The sophisticated, targeted cyberattack originated from China and “resulted in the theft of intellectual property from Google,” the search giant disclosed in a Jan 12 blog post. Much of the other details about the attack have remained a mystery.
Citing an unnamed person with direct knowledge of the investigation, the Times reported on Monday that those behind the attack managed to steal Google's password system, code-named Gaia, which controls millions of users' access to all of Google's web services, including email and other business applications.
The intruders did not steal the passwords of Gmail users, the report stated. But Google reportedly still uses the Gaia system, which now is called Single Sign-On.
A Google spokesman declined to comment on the new details of the intrusion when contacted by SCMagazineUS.com on Tuesday. He directed any questions to Google's initial blog post about the attack and a second post in March describing the company's decision to end censorship in China due to the incident.
Experts familiar with the intrusion have said it was an example of a sophisticated type of cyberattack called the advanced persistent threat (APT). These ploys use customized malware to exploit zero-day vulnerabilities and surreptitiously break into organizations with the goal of stealing trade secrets and gaining continued intelligence about victims.
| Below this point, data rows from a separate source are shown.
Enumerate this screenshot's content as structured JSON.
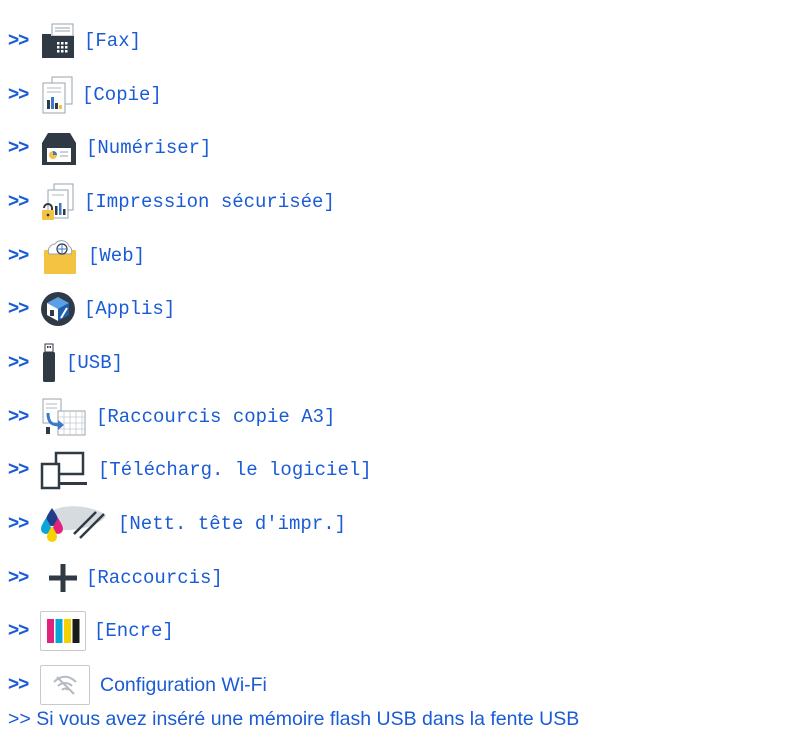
{
  "items": [
    {
      "arrow": ">>",
      "label": "[Fax]",
      "icon": "fax-icon"
    },
    {
      "arrow": ">>",
      "label": "[Copie]",
      "icon": "copy-icon"
    },
    {
      "arrow": ">>",
      "label": "[Numériser]",
      "icon": "scan-icon"
    },
    {
      "arrow": ">>",
      "label": "[Impression sécurisée]",
      "icon": "secure-print-icon"
    },
    {
      "arrow": ">>",
      "label": "[Web]",
      "icon": "web-icon"
    },
    {
      "arrow": ">>",
      "label": "[Applis]",
      "icon": "apps-icon"
    },
    {
      "arrow": ">>",
      "label": "[USB]",
      "icon": "usb-icon"
    },
    {
      "arrow": ">>",
      "label": "[Raccourcis copie A3]",
      "icon": "a3-copy-shortcut-icon"
    },
    {
      "arrow": ">>",
      "label": "[Télécharg. le logiciel]",
      "icon": "download-software-icon"
    },
    {
      "arrow": ">>",
      "label": "[Nett. tête d'impr.]",
      "icon": "print-head-cleaning-icon"
    },
    {
      "arrow": ">>",
      "label": "[Raccourcis]",
      "icon": "plus-icon"
    },
    {
      "arrow": ">>",
      "label": "[Encre]",
      "icon": "ink-icon"
    },
    {
      "arrow": ">>",
      "label": "Configuration Wi-Fi",
      "icon": "wifi-off-icon"
    }
  ],
  "footer_link": ">> Si vous avez inséré une mémoire flash USB dans la fente USB",
  "colors": {
    "link": "#1a5bd6",
    "icon_dark": "#2f3a45",
    "icon_blue": "#3a78c9",
    "icon_yellow": "#f5c342"
  }
}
According to the Times report, the attack on Google was initiated when intruders sent an instant message via Microsoft Messenger to a Google employee working in China. The message contained a link to a malicious website, which, when clicked, allowed attackers to gain access to a Google employee's personal computer.
Using this initial entry, attackers then gained access to the computers of a group of Google software developers for the Gaia program. The intruders then used other sophisticated hacking techniques to access and gain control of a software repository where the source code for the Gaia program was stored.
The stolen code was then transferred to computers owned by Rackspace, a cloud and managed hosting provider, before being sent to an unknown location.
For more information about APT attacks, see the upcoming May issue of SC Magazine.